--- START ---

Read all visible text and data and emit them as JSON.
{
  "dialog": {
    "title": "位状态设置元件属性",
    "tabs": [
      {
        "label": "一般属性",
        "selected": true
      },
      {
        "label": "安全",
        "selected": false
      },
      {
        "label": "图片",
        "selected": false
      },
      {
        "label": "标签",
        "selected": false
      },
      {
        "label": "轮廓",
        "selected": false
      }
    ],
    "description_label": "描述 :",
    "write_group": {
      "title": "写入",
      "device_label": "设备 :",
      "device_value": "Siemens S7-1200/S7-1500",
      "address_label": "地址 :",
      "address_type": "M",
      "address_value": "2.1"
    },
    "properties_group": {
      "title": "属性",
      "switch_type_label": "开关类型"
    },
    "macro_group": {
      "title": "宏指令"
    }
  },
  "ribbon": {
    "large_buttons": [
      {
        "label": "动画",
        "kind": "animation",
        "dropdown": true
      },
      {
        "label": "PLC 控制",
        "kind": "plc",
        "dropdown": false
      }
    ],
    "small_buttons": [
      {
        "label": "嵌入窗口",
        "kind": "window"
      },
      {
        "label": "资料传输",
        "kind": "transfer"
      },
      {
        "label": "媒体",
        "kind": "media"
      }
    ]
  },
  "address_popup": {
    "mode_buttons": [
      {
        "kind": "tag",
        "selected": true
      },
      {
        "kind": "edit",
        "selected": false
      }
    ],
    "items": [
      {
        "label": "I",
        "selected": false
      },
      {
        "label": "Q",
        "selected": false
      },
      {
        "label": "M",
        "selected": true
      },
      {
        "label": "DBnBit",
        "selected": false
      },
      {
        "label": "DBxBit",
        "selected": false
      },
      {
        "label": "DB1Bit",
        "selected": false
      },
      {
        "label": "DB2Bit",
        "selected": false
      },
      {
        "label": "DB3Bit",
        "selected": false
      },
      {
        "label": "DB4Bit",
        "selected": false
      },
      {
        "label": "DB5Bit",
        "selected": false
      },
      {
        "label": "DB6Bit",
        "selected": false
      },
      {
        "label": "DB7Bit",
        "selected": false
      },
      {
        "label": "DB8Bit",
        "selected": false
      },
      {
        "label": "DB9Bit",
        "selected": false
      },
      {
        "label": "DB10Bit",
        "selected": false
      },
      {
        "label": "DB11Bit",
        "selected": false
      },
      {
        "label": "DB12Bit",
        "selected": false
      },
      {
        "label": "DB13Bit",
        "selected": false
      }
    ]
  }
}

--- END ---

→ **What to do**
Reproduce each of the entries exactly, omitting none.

→ **Output of the task**
Read all visible text and data and emit them as JSON.
{
  "dialog": {
    "title": "位状态设置元件属性",
    "tabs": [
      {
        "label": "一般属性",
        "selected": true
      },
      {
        "label": "安全",
        "selected": false
      },
      {
        "label": "图片",
        "selected": false
      },
      {
        "label": "标签",
        "selected": false
      },
      {
        "label": "轮廓",
        "selected": false
      }
    ],
    "description_label": "描述 :",
    "write_group": {
      "title": "写入",
      "device_label": "设备 :",
      "device_value": "Siemens S7-1200/S7-1500",
      "address_label": "地址 :",
      "address_type": "M",
      "address_value": "2.1"
    },
    "properties_group": {
      "title": "属性",
      "switch_type_label": "开关类型"
    },
    "macro_group": {
      "title": "宏指令"
    }
  },
  "ribbon": {
    "large_buttons": [
      {
        "label": "动画",
        "kind": "animation",
        "dropdown": true
      },
      {
        "label": "PLC 控制",
        "kind": "plc",
        "dropdown": false
      }
    ],
    "small_buttons": [
      {
        "label": "嵌入窗口",
        "kind": "window"
      },
      {
        "label": "资料传输",
        "kind": "transfer"
      },
      {
        "label": "媒体",
        "kind": "media"
      }
    ]
  },
  "address_popup": {
    "mode_buttons": [
      {
        "kind": "tag",
        "selected": true
      },
      {
        "kind": "edit",
        "selected": false
      }
    ],
    "items": [
      {
        "label": "I",
        "selected": false
      },
      {
        "label": "Q",
        "selected": false
      },
      {
        "label": "M",
        "selected": true
      },
      {
        "label": "DBnBit",
        "selected": false
      },
      {
        "label": "DBxBit",
        "selected": false
      },
      {
        "label": "DB1Bit",
        "selected": false
      },
      {
        "label": "DB2Bit",
        "selected": false
      },
      {
        "label": "DB3Bit",
        "selected": false
      },
      {
        "label": "DB4Bit",
        "selected": false
      },
      {
        "label": "DB5Bit",
        "selected": false
      },
      {
        "label": "DB6Bit",
        "selected": false
      },
      {
        "label": "DB7Bit",
        "selected": false
      },
      {
        "label": "DB8Bit",
        "selected": false
      },
      {
        "label": "DB9Bit",
        "selected": false
      },
      {
        "label": "DB10Bit",
        "selected": false
      },
      {
        "label": "DB11Bit",
        "selected": false
      },
      {
        "label": "DB12Bit",
        "selected": false
      },
      {
        "label": "DB13Bit",
        "selected": false
      }
    ]
  }
}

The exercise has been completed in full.